The latest in a series of posts about living in a housing co-op
Here’s a quick post which should present a snapshot of what it is to live here.
Yesterday afternoon I was working in the paddock drawing a beech tree for an illustration. I heard the chickens making a lot of noise and so I leapt up and sprinted to their large pen to check for a fox. Our most elderly chicken was in the hen house, having just laid a rare egg, and was clucking loudly and indignantly at a rat she’d seen. I chased off the rat, let myself out of the pen and ambled slowly back to where I’d been sketching.
I wasn’t paying attention, I hit some uneven ground, my foot went over and there was a shock of pain and a crunching sound, a bit like the sound you make when you step into fresh snow. I did some loud and varied swearing. I could still walk on it – just – but I could tell it was going to get a lot worse really quickly,
I hobbled back to the house and immediately found some ice, some ruta ointment and a bandage. I sat on the bed and propped my foot up high.
My partner was staying at the time and brought me my share of the amazing communal dinner. He needed to get back to Bristol today and while he was loading our plates last night was offered a lift to the station by two different people (me not being able to drive him now).
This morning I had three people knock my door, one bringing more ruta ointment, another asking if I needed any shopping (why on earth I didn’t ask for a big bag of vegetable crisps and a pot of humous is beyond my ken), offering to water my plants in the greenhouse and polytunnels and another just now offering to make me tea and lunch.
This evening someone will bring me my dinner and I’m sure there’ll be other people just checking to make sure I don’t need anything.
When I first moved in I got a very painful thing called trigger thumb & could hardly do anything at all.
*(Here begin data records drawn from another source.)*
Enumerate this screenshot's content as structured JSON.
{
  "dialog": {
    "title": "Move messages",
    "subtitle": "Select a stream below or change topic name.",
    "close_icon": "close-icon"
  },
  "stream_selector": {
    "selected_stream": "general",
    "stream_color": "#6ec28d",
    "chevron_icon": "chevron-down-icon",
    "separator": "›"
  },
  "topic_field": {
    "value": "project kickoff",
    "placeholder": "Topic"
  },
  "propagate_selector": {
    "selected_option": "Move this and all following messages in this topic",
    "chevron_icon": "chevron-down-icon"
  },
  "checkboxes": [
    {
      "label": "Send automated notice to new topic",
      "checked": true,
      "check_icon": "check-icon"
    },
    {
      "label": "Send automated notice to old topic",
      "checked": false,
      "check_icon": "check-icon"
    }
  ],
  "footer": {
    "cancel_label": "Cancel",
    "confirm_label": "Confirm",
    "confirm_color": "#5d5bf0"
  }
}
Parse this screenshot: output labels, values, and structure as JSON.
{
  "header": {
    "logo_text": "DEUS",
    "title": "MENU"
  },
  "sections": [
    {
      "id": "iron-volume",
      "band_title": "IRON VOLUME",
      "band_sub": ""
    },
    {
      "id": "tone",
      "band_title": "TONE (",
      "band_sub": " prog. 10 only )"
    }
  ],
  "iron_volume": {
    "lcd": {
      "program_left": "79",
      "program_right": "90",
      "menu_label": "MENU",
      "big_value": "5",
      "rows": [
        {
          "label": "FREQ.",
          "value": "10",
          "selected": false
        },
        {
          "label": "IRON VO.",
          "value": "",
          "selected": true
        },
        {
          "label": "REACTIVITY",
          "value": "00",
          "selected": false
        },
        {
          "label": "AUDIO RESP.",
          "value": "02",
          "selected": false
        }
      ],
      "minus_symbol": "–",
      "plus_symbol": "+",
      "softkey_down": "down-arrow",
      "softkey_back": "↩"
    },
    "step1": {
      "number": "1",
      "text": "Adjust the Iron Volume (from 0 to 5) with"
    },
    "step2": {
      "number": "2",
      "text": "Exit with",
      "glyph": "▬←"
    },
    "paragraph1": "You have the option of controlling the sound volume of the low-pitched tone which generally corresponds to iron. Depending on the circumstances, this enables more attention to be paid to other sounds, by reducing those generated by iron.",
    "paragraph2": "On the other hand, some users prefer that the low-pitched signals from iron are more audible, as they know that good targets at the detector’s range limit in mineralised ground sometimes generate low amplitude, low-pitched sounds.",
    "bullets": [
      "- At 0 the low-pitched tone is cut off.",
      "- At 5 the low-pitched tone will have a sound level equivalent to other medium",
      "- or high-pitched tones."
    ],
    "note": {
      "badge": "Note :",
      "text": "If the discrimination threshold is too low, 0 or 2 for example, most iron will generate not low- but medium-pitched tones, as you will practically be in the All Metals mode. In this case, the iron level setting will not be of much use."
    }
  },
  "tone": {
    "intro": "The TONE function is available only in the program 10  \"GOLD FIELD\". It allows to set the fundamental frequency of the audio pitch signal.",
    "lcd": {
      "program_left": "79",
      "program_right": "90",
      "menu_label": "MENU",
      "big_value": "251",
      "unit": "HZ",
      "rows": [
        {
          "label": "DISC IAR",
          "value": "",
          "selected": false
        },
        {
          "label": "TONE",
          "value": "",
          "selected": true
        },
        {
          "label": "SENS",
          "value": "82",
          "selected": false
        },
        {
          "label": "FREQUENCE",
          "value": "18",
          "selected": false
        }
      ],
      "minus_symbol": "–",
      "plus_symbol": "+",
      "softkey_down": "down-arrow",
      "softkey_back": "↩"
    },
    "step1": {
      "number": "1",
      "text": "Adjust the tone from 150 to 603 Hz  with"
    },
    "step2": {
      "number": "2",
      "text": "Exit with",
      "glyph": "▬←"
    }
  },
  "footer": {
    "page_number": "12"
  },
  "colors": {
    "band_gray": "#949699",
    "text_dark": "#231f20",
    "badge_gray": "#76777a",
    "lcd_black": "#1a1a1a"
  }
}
I felt awful – I’d just joined and I wasn’t able to contribute & everyone was looking after me. I got told I was being ridiculous (such is my wont) in a very loving way and was made to rest, and indeed was told off for trying to do stuff.
When another co-op member was ill with flu I was driving to the nearest town and asked her if she needed anything. She gave me £10 and told me to spend it on fruit in the green grocer and I took great delight in selecting pineapples and mangoes and lychees and all other of exotic loveliness for her. It felt really good.
So yep, that’s living in community.